New forcecast predicts strong growth next year across construction industry, driven by housing sector
The construction sector will return to strong growth from next year, driven by an expansion in the housing sector, the Construction Products Association predicts
The CPA’s revised forecast says construction output will grow 2.2% in 2014 after contracting 1.5% this year. This will be followed, it says, by 4.5% growth in 2015, 5% in 2016 and 4.7% in 2017. The numbers are much higher than the body’s last forecasts in April, when it said output would fall by 2.1% this year and grow by 1.9%, 3.8%, 4.7% and 4.5% over the next four (see graph).
CPA economics director Noble Francis said the changes reflected the anticipated expansion of the private housing sector. The CPA predicts the housing market will continue expanding strongly, with private housing starts rising 15% in 2013, and growth until 2017 averaging 9% per year. Infrastructure is also expected to be a major driver of growth from 2014.
After a tough few years, it’s good to see optimism returning in the sector
Suzannah Nichol, NSCC
Francis said: “Recent housing policies have proved that when government announcements are followed through, the result is immediate and significant. Should the government do the same in other parts of construction, this industry will further support the wider economic recovery.”
The CPA’s revised forecasts come amid encouraging signs of recovery across the industry, with the latest Markit/CIPS survey reporting a continuing rebound in activity in July, driven particularly by expansion in the housing sector.
The index hit 57 in July - up from 51 in June and significantly above 50, which separates growth from contraction. This was the fastest rate of growth since June 2010.
The survey of UK construction buyers found higher levels of business activity across all main areas. Residential building activity was the strongest performing category, with growth surging to its steepest since June 2010. Growth in housing activity has now been recorded for six months running.

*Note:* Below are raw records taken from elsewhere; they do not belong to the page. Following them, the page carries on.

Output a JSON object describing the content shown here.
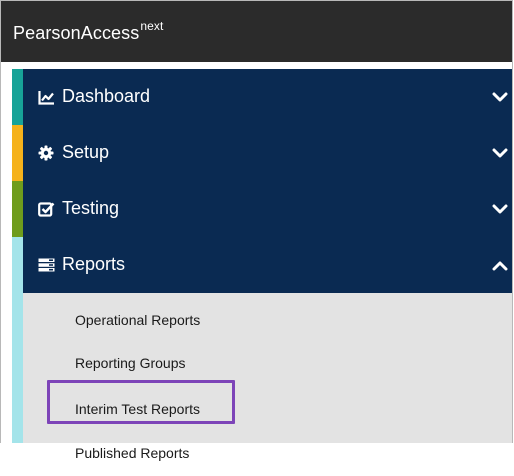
{
  "header": {
    "brand": "PearsonAccess",
    "brand_sup": "next"
  },
  "nav": {
    "items": [
      {
        "label": "Dashboard",
        "icon": "chart-line-icon",
        "accent": "#17a398",
        "chevron": "chevron-down-icon"
      },
      {
        "label": "Setup",
        "icon": "gear-icon",
        "accent": "#f5b21b",
        "chevron": "chevron-down-icon"
      },
      {
        "label": "Testing",
        "icon": "checkbox-icon",
        "accent": "#6f9c1c",
        "chevron": "chevron-down-icon"
      },
      {
        "label": "Reports",
        "icon": "reports-icon",
        "accent": "#a4e4ea",
        "chevron": "chevron-up-icon"
      }
    ],
    "reports_subitems": [
      "Operational Reports",
      "Reporting Groups",
      "Interim Test Reports",
      "Published Reports"
    ],
    "highlighted_subitem": "Interim Test Reports"
  },
  "colors": {
    "header_bg": "#2b2b2b",
    "nav_bg": "#0a2a52",
    "submenu_bg": "#e3e3e3",
    "highlight": "#7d44b8"
  }
}
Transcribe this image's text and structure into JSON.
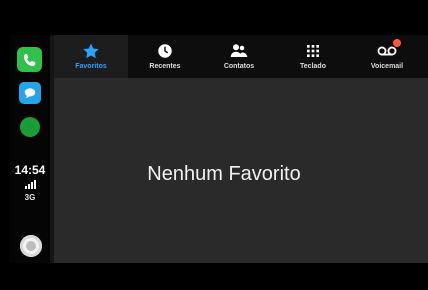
{
  "sidebar": {
    "time": "14:54",
    "network": "3G",
    "apps": [
      {
        "name": "phone-icon"
      },
      {
        "name": "messages-icon"
      },
      {
        "name": "music-icon"
      }
    ]
  },
  "tabs": [
    {
      "label": "Favoritos",
      "icon": "star-icon",
      "active": true
    },
    {
      "label": "Recentes",
      "icon": "clock-icon",
      "active": false
    },
    {
      "label": "Contatos",
      "icon": "contacts-icon",
      "active": false
    },
    {
      "label": "Teclado",
      "icon": "keypad-icon",
      "active": false
    },
    {
      "label": "Voicemail",
      "icon": "voicemail-icon",
      "active": false
    }
  ],
  "main": {
    "empty_message": "Nenhum Favorito"
  },
  "colors": {
    "accent": "#2aa3ff",
    "background": "#2a2a2a",
    "tabbar": "#0d0d0d",
    "badge": "#ff5a36"
  }
}
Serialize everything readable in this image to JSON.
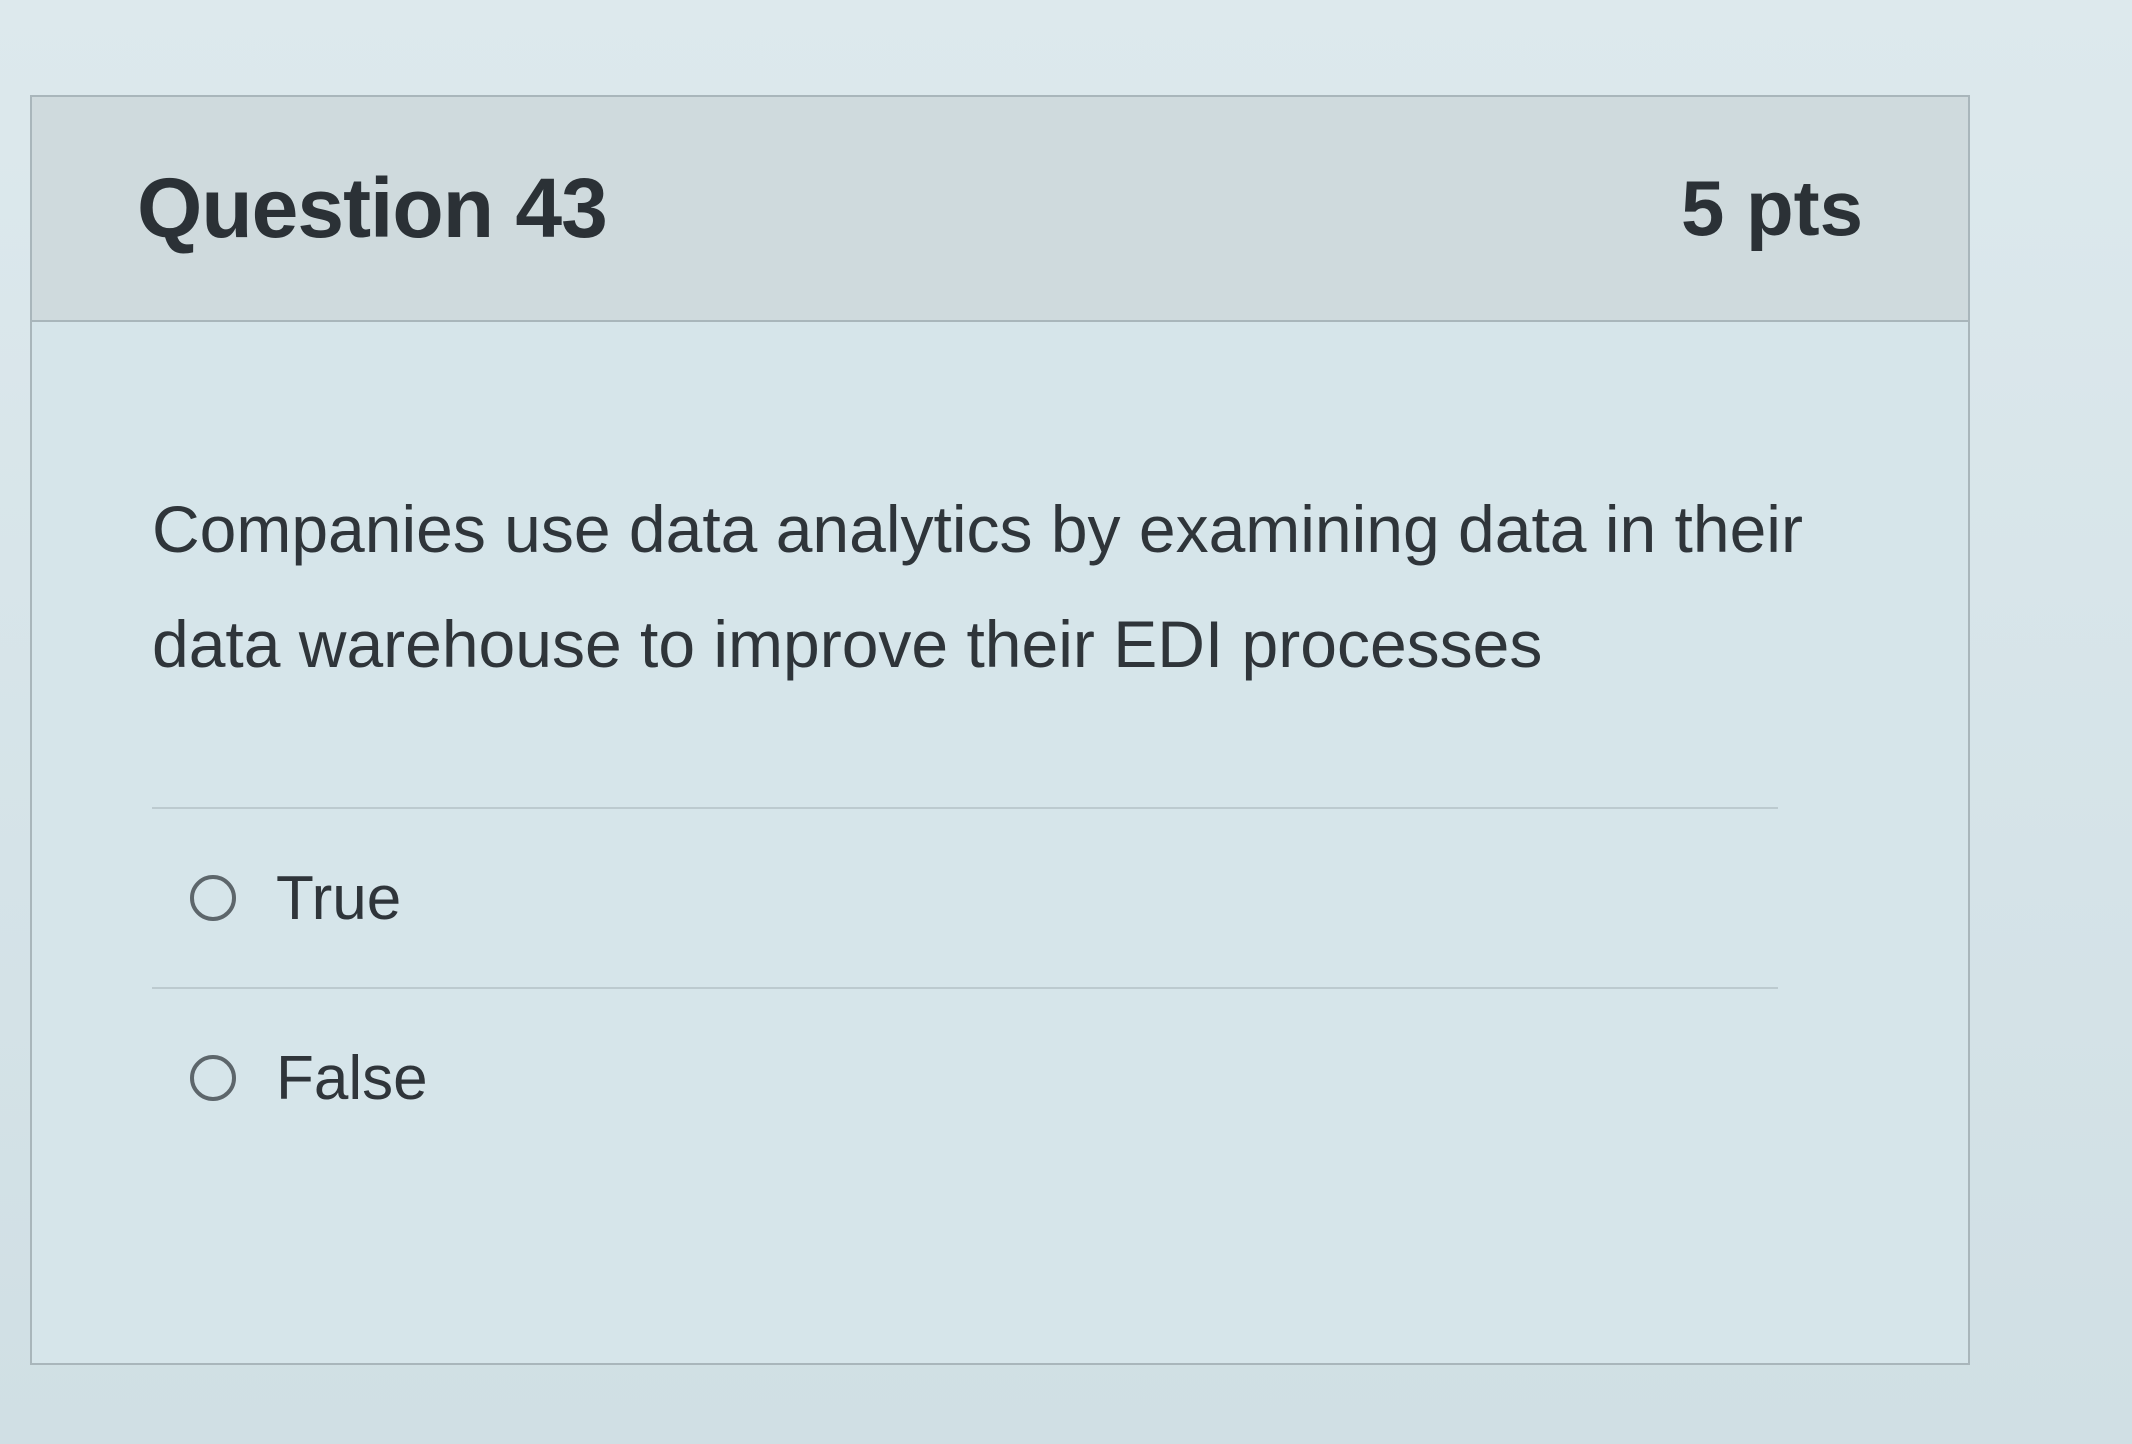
{
  "question": {
    "title": "Question 43",
    "points": "5 pts",
    "text": "Companies use data analytics by examining data in their data warehouse to improve their EDI processes",
    "answers": [
      {
        "label": "True",
        "icon": "radio-unchecked-icon"
      },
      {
        "label": "False",
        "icon": "radio-unchecked-icon"
      }
    ]
  }
}
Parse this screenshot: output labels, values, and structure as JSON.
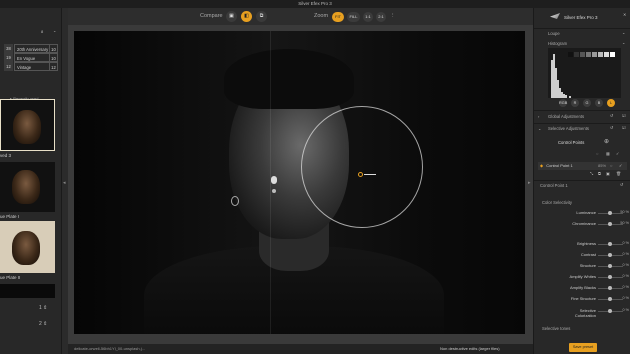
{
  "app": {
    "title": "Silver Efex Pro 3"
  },
  "toolbar": {
    "compare_label": "Compare",
    "zoom_label": "Zoom",
    "zoom_fit": "FIT",
    "zoom_fill": "FILL",
    "zoom_1_1": "1:1",
    "zoom_2_1": "2:1",
    "zoom_more": "⋮"
  },
  "left": {
    "top_count": "8",
    "history": [
      {
        "n": "38",
        "name": "20th Anniversary",
        "count": "10"
      },
      {
        "n": "19",
        "name": "En Vogue",
        "count": "10"
      },
      {
        "n": "12",
        "name": "Vintage",
        "count": "12"
      }
    ],
    "recently_used": "▸ Recently used",
    "thumbs": [
      {
        "label": "ved 3"
      },
      {
        "label": "ue Plate I"
      },
      {
        "label": "ue Plate II"
      }
    ],
    "pager_a": "1 ⇕",
    "pager_b": "2 ⇕"
  },
  "right": {
    "brand": "Silver Efex Pro 3",
    "loupe": "Loupe",
    "histogram": "Histogram",
    "channels": [
      "RGB",
      "R",
      "G",
      "B",
      "L"
    ],
    "global_adjustments": "Global Adjustments",
    "selective_adjustments": "Selective Adjustments",
    "control_points": "Control Points",
    "control_point_row": "Control Point 1",
    "control_point_pct": "85%",
    "control_point_section": "Control Point 1",
    "color_selectivity": "Color Selectivity",
    "sliders": [
      {
        "label": "Luminance",
        "value": "50 %"
      },
      {
        "label": "Chrominance",
        "value": "50 %"
      },
      {
        "label": "Brightness",
        "value": "0 %"
      },
      {
        "label": "Contrast",
        "value": "0 %"
      },
      {
        "label": "Structure",
        "value": "0 %"
      },
      {
        "label": "Amplify Whites",
        "value": "0 %"
      },
      {
        "label": "Amplify Blacks",
        "value": "0 %"
      },
      {
        "label": "Fine Structure",
        "value": "0 %"
      },
      {
        "label": "Selective Colorization",
        "value": "0 %"
      }
    ],
    "selective_tones": "Selective tones",
    "save_preset": "Save preset"
  },
  "status": {
    "filename": "delicate-orwell-56bh1Yl_00-unsplash.j...",
    "mode": "Non destructive edits (larger files)"
  }
}
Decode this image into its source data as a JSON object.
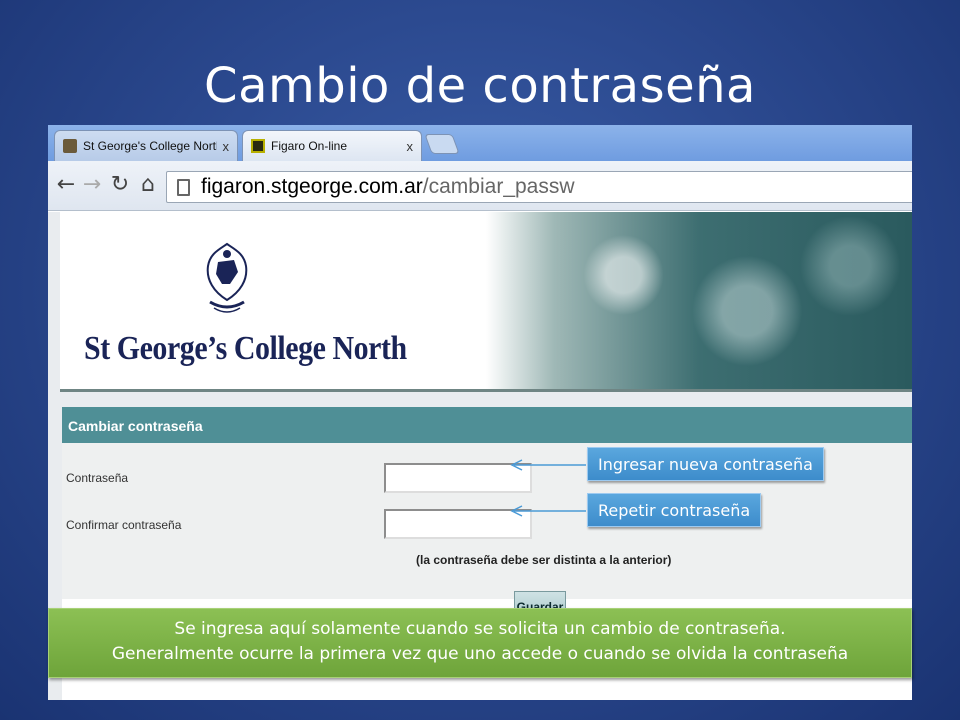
{
  "slide": {
    "title": "Cambio de contraseña"
  },
  "browser": {
    "tabs": [
      {
        "label": "St George's College North - (",
        "close": "x"
      },
      {
        "label": "Figaro On-line",
        "close": "x"
      }
    ],
    "url_host": "figaron.stgeorge.com.ar",
    "url_path": "/cambiar_passw"
  },
  "site": {
    "school_name": "St George’s College North"
  },
  "form": {
    "title": "Cambiar contraseña",
    "password_label": "Contraseña",
    "confirm_label": "Confirmar contraseña",
    "password_value": "",
    "confirm_value": "",
    "hint": "(la contraseña debe ser distinta a la anterior)",
    "save_label": "Guardar"
  },
  "callouts": {
    "new_password": "Ingresar nueva contraseña",
    "repeat_password": "Repetir contraseña"
  },
  "banner": {
    "line1": "Se ingresa aquí solamente cuando se solicita un cambio de contraseña.",
    "line2": "Generalmente ocurre la primera vez que uno accede o cuando se olvida la contraseña"
  },
  "colors": {
    "slide_bg": "#2c4a90",
    "form_header": "#4f8f96",
    "callout_blue": "#4a9ad6",
    "banner_green": "#7bb347"
  },
  "icons": [
    "back-icon",
    "forward-icon",
    "reload-icon",
    "home-icon",
    "page-icon"
  ]
}
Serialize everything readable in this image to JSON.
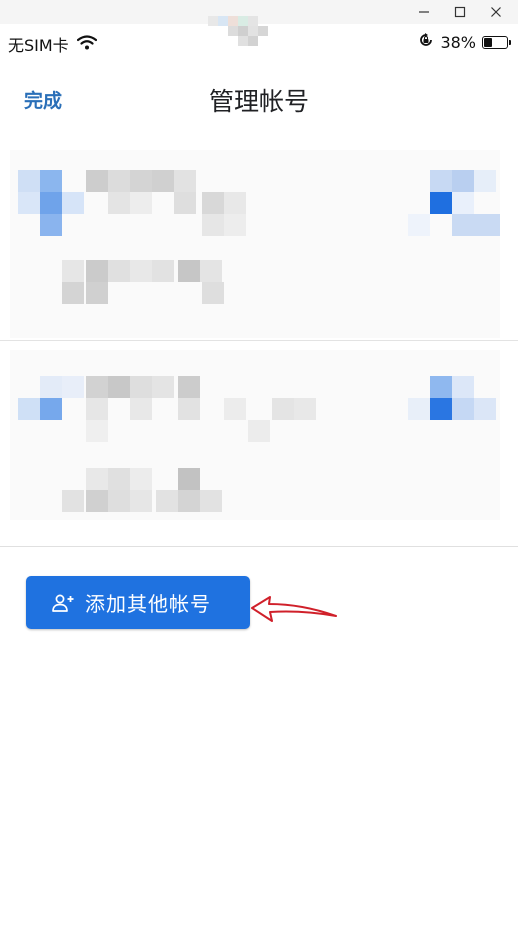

Meanwhile, the National Specialist Contractors Council’s latest survey found a balance of 25% of specialist contractors were looking to expand their businesses over the next quarter, the highest level since the downturn started in 2008. In Q2 2013, a balance of 25% reported an increase in enquiries, the highest since Q4 2006.
NSCC chief executive Suzannah Nichol said: “After a tough few years, it’s good to see optimism returning in the sector.”